• PROBLEM:
Look through the lines below and extract each one that contains "from".

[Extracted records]

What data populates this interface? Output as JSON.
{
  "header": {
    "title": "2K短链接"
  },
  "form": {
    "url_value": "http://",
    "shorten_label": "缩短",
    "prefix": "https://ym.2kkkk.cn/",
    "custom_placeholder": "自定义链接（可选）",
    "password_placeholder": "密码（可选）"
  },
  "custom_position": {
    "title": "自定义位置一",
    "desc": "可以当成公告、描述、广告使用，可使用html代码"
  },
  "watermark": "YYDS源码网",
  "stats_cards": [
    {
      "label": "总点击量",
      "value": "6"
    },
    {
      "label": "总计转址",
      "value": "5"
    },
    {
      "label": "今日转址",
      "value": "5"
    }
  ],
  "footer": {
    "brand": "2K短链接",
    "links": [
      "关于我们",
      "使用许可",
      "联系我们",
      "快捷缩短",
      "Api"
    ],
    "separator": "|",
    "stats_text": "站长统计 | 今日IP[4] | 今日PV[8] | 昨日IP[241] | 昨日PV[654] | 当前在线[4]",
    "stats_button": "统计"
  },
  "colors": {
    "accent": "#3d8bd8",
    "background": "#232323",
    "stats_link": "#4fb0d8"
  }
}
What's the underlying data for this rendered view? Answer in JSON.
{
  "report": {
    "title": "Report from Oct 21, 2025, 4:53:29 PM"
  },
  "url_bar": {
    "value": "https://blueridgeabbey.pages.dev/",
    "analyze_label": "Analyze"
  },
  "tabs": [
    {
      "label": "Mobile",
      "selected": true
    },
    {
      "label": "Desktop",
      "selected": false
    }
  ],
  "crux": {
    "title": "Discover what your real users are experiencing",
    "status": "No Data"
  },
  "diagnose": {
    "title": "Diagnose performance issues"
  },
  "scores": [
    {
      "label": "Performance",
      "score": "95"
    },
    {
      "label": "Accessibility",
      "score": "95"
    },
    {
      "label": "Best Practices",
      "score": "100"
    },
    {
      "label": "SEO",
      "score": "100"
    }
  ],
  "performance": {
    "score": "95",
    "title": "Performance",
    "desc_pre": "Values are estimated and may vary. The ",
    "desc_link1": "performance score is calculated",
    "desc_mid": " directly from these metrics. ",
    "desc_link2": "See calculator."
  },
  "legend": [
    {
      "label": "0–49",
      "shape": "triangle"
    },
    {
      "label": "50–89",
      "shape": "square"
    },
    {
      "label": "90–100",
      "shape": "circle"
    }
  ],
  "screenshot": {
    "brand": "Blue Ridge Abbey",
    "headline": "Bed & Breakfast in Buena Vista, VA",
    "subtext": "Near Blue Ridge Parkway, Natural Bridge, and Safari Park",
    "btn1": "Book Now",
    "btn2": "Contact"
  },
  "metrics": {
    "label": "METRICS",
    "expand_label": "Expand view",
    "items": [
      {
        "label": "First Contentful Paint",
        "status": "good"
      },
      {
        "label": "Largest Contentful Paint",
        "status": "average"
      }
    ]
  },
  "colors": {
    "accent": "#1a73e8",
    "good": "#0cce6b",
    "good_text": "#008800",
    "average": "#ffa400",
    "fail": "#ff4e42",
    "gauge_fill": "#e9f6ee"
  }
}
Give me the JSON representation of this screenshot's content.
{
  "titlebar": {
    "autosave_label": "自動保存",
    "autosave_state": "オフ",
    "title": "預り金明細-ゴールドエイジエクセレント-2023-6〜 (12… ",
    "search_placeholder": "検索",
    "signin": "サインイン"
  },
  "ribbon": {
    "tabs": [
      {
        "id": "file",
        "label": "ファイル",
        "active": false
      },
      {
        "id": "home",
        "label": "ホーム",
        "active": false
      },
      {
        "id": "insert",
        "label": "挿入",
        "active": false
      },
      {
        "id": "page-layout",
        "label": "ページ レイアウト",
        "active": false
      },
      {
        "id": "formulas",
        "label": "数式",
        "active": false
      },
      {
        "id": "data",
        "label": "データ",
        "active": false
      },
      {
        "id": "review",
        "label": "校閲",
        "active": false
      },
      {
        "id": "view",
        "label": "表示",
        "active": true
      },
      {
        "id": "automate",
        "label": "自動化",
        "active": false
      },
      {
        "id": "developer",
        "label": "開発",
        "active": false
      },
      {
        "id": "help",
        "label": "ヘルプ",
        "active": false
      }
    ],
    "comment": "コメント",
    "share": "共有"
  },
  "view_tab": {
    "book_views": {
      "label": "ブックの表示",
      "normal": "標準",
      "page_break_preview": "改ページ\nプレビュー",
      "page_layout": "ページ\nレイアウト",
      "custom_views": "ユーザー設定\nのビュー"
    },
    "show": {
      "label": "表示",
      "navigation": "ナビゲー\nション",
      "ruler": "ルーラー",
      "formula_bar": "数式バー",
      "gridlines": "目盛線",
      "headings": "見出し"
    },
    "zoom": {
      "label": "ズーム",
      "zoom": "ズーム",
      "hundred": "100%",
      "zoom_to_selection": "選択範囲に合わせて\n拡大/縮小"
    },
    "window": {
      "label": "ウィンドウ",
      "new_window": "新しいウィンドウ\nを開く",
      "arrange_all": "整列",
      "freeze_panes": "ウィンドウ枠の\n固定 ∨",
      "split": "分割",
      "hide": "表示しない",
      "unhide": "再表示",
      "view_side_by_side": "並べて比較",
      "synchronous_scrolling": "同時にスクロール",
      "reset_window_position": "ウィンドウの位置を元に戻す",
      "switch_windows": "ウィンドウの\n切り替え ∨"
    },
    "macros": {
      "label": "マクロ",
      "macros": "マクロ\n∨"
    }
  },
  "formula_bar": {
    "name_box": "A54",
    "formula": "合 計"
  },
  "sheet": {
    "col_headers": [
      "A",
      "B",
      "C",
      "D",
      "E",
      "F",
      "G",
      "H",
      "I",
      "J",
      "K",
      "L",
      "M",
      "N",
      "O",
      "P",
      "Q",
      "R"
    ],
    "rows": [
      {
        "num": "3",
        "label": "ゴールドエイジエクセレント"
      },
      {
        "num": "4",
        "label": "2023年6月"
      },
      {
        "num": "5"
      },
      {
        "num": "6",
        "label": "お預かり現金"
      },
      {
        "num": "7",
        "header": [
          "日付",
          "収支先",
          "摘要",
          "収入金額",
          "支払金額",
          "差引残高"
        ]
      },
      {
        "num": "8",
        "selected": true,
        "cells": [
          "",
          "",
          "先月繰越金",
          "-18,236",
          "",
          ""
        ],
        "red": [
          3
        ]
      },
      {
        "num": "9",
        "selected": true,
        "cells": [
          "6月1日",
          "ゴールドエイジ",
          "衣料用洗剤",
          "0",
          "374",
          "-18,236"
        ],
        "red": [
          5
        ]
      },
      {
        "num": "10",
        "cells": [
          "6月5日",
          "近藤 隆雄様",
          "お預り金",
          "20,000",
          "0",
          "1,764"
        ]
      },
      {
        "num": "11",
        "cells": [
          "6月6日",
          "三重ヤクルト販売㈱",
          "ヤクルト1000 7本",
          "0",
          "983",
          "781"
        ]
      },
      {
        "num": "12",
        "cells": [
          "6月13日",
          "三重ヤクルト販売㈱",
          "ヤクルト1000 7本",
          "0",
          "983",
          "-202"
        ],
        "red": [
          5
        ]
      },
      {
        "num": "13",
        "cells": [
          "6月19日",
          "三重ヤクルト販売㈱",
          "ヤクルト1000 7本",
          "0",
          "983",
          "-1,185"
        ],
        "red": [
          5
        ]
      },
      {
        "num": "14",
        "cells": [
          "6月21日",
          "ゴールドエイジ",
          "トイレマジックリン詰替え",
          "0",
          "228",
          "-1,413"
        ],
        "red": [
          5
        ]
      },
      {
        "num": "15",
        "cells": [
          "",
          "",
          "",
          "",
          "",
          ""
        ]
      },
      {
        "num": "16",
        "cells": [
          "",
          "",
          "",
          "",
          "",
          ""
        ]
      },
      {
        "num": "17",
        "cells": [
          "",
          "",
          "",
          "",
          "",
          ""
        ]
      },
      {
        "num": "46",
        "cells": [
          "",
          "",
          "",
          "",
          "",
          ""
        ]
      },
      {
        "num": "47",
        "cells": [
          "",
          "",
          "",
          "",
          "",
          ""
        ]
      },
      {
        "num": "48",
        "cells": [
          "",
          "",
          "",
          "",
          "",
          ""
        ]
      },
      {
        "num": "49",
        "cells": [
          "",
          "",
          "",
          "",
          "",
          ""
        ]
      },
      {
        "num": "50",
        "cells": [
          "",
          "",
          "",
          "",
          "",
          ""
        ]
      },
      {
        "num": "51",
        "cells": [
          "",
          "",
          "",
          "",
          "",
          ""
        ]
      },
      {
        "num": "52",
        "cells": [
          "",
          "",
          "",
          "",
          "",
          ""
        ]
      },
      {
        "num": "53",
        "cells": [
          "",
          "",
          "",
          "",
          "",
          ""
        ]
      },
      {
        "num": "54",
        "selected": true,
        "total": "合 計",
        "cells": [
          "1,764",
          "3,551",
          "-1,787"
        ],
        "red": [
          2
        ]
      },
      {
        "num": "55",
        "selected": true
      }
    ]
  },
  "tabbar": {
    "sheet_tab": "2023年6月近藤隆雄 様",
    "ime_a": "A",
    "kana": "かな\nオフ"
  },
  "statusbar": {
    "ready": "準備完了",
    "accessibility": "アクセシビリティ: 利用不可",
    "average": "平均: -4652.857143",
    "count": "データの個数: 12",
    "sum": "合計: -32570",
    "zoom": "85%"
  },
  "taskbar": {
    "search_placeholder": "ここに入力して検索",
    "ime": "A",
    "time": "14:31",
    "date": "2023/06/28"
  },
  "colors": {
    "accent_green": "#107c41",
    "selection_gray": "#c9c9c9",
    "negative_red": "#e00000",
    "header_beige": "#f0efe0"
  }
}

• FINISHED TASK:
    "title": "Report from Oct 21, 2025, 4:53:29 PM"
    "desc_mid": " directly from these metrics. ",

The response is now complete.